Okay, so my attempt at a clever title is lacking here, but the idea in my brain still stands and seems sort of valid.

Last Friday, my Math 7 crew needed support transitioning back to the curriculum after several days of end-of-quarter review activities, and taking a district “quarterly” benchmark test. Given that it was a 4-day school week, and three days prior were dedicated to the aforementioned tasks, it had been an entire week since we’d talked about equal ratios and started exploring the concept of “proportional”. The previous Friday, students had explored several scenarios to compare and contrast linear proportional and non-proportional relationships using tables of values (one where someone earned an hourly wage, and one where someone had already saved some money and was saving another consistent, additional amount, weekly) and hinting at what graphs of these relationships might look like.

Fast-forward to a week later.
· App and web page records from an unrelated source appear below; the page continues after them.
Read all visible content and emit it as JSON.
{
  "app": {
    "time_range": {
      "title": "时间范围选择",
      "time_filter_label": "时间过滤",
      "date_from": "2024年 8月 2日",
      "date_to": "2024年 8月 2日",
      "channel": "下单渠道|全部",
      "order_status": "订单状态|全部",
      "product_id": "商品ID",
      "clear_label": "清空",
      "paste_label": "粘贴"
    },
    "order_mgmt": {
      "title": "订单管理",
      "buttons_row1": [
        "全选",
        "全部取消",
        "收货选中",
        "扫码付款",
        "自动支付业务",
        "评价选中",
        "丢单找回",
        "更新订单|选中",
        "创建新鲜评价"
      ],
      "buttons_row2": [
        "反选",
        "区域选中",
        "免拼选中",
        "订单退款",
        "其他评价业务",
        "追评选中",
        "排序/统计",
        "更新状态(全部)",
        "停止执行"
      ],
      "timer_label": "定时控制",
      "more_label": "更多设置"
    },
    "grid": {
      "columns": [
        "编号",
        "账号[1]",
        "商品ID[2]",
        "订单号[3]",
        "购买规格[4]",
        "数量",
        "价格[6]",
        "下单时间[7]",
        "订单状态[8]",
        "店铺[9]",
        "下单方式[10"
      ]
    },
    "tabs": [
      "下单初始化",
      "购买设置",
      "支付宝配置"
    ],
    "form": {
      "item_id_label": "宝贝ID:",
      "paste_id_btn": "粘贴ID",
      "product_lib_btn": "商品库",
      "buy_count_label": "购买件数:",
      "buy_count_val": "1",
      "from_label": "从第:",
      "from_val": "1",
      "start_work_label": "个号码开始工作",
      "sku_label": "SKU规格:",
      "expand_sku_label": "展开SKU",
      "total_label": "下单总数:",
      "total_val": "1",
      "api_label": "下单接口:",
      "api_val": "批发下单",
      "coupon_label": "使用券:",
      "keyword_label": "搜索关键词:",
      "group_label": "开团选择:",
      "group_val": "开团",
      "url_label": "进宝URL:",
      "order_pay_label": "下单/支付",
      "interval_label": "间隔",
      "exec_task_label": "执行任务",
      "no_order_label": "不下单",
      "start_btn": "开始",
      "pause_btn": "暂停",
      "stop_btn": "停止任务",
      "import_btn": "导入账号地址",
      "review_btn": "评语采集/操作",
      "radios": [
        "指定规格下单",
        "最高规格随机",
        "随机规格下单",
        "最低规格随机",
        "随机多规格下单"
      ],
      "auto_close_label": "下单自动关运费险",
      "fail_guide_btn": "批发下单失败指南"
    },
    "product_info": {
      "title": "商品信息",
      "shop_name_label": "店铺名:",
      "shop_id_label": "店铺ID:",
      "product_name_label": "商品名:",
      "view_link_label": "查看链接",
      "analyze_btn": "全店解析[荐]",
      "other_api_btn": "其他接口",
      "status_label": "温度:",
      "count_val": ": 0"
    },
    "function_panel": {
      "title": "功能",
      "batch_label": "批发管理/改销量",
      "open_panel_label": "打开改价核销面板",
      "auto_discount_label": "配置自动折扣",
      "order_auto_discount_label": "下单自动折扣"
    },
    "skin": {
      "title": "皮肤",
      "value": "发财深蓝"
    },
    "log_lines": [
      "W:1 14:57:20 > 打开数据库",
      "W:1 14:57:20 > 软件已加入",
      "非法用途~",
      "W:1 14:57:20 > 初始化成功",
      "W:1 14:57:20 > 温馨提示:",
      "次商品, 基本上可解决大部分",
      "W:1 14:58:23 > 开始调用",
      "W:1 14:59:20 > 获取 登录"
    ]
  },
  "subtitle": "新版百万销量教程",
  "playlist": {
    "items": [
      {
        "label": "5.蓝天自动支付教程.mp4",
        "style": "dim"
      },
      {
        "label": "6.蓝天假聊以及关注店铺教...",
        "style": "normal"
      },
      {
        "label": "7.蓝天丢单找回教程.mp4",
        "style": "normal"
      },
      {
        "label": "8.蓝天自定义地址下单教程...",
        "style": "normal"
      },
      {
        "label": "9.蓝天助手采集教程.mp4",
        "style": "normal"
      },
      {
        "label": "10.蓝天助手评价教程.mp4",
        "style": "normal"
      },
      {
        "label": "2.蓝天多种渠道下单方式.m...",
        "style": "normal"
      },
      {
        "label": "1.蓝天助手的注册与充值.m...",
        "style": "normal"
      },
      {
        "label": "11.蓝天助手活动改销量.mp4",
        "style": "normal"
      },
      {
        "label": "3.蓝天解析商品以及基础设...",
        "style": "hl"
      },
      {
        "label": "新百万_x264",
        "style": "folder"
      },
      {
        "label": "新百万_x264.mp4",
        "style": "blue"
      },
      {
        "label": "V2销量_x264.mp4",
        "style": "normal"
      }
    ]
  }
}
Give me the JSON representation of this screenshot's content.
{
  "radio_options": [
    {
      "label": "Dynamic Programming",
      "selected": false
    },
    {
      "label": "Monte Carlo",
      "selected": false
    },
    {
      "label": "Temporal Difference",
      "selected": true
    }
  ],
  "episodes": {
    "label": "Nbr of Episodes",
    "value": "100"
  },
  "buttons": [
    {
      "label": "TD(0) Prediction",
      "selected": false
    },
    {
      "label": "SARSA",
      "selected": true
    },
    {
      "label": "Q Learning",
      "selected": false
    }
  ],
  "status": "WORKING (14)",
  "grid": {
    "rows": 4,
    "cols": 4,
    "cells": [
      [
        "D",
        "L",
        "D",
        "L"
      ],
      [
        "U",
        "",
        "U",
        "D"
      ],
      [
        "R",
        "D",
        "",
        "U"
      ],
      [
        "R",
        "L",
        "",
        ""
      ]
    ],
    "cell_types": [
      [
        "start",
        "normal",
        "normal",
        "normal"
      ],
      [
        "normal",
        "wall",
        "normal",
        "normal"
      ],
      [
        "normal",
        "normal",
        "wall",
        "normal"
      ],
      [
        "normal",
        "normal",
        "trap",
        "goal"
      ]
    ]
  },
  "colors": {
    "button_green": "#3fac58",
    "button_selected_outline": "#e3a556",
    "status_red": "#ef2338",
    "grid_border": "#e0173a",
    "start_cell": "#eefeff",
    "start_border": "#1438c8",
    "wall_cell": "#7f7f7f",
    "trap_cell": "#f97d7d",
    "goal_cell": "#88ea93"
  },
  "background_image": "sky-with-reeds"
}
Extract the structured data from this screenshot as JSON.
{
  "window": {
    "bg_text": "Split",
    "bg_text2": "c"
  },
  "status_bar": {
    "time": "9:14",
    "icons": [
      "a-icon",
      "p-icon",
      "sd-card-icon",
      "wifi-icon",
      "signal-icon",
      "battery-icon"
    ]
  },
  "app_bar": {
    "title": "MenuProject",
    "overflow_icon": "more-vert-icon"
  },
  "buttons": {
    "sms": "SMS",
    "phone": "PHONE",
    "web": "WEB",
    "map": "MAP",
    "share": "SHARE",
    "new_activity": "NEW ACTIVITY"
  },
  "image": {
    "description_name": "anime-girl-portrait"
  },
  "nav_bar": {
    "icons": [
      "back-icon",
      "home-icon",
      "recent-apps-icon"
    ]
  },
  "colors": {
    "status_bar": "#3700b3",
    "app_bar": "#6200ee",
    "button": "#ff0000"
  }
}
I wanted students to build on the tables and patterns we’d explored before, and continue to extend these to graphs.

**“… that was too big…”**

As a warm-up (that subsequently took 2/5 of the class period) students were given an empty coordinate plane and a few strategically-chosen ordered pairs. We tried to recall vocabulary like “origin”, how to label the axes, which quadrant was which, and how to plot a collection of ordered pairs that, if graphed correctly, would form a beautiful hexagon. Taking a lap around the room… I saw graphed polygons… and… other… things. It certainly didn’t hurt to address graphing ideas with these kiddos. I knew at this point that if our goal was to explore proportional and nonroportional relationships, graphing them by hand was an additional skill-set that we’d need to surely revisit.

**“… that was too small…”**

On the other hand, the instructional resource we use (a.k.a “the book”) simply states… “If the graph makes a straight line through the origin, it’s proportional.” These sorts of “quickies” are what students latch onto, without understanding more deeply the WHY. If we provide already-done graphs on worksheets to students and ask, “Is it proportional?”, and all they say is, “Yes, it goes through the origin” or “No, it doesn’t go through the origin”… this “quickie” explanation can extend to when students examine tables of values too. If their thinking halts here, and they don’t see (0, 0) in a table, they can make false assumptions.

On the back of the coordinate plane 40%-of-the-class-period warm-up, I copied this resource from Illustrative Mathematics. Students had discussions in their groups, ensured that they’d “answered the question asked” at the top of the prompt, and we had a share-out. Yes, the “line through the origin thing” is true, but I wanted to be sure we hadn’t lost the idea of relationships (Are there patterns between the x-coordinates? y-coordinates? Are equal ratios happening?)

**“… that was JUST RIGHT.”**

Lastly, I asked students to do what often is “the magic word” to seal understanding… “create”. I used Apple Classroom to navigate students’ iPads swiftly to student.desmos.com and used Teacher Pacing on this activity to limit their access to screen 1 only. Students talked in their groups as I asked them each to “create a proportional relationship you think no one else will.” They were excited to zoom in and out, seeing that this coordinate plane was quite different than the others we’d seen on worksheets today. LOTS AND LOTS of space to create!

Something happens in the room when students are provided with an empty table and are asked to** “create”**. Many take pause. Some initially stare at the iPad, as if making a wrong move will break it. Others dive right in and look at the graph happening simultaneously… and “play”. The feedback the Desmos graph immediately provides encourages them to keep going with their patterns, or revise ideas. What I loved most about watching them create patterns in these empty tables was… many students did NOT start with (0, 0) as their first point! For some, that was an afterthought that *I* asked them to add at the end to see if their line segments continued to the origin. They were looking at patterns, relationships, and equal ratios to **“create”**… YES! Since they weren’t limited to a typical 10-by-10 coordinate plane on paper, they were able to be more flexible in their thinking.

After sharing graphs and talking about several student creations, I used Teacher Pacing to navigate everyone to Screen 2, where students were prompted to fill an empty table of values to create a line that is non proportional. Again, with students creating, we had a wide variety of examples, and a few non-examples we could help students revise.

To close, I think having students experience ALL of these tasks was valuable. My “Three Bears” comparison here is more about how *I* was feeling at various points in the lesson, using various resources that accomplished different goals. Any one of these resources in isolation wouldn’t have been as powerful for students as using all three.

A message I want to share to encourage you is a friendly reminder that not every activity we do in Desmos or other tools has to be this huge, comprehensive entire-class-period or entire-lesson thing. Sometimes small creations used intentionally can make an impact! *More about that here.*

Hello there,

I am starting my last semester in January for elementary education and doing my full internship in a 6th and 7th grade math class. I love reading your blogs and seeing all of the resources you use. It is great to see that when things aren’t going quite as planned, you add more resources or go in a different direction until the students understand the objective.

Any advise you can give me before I start this amazing journey?

Greetings!

Drafted a few years ago, but still relevant! ðŸ˜‰

http://www.mathycathy.com/blog/2013/11/a-message-to-21st-century-pre-service-middle-school-math-teachers/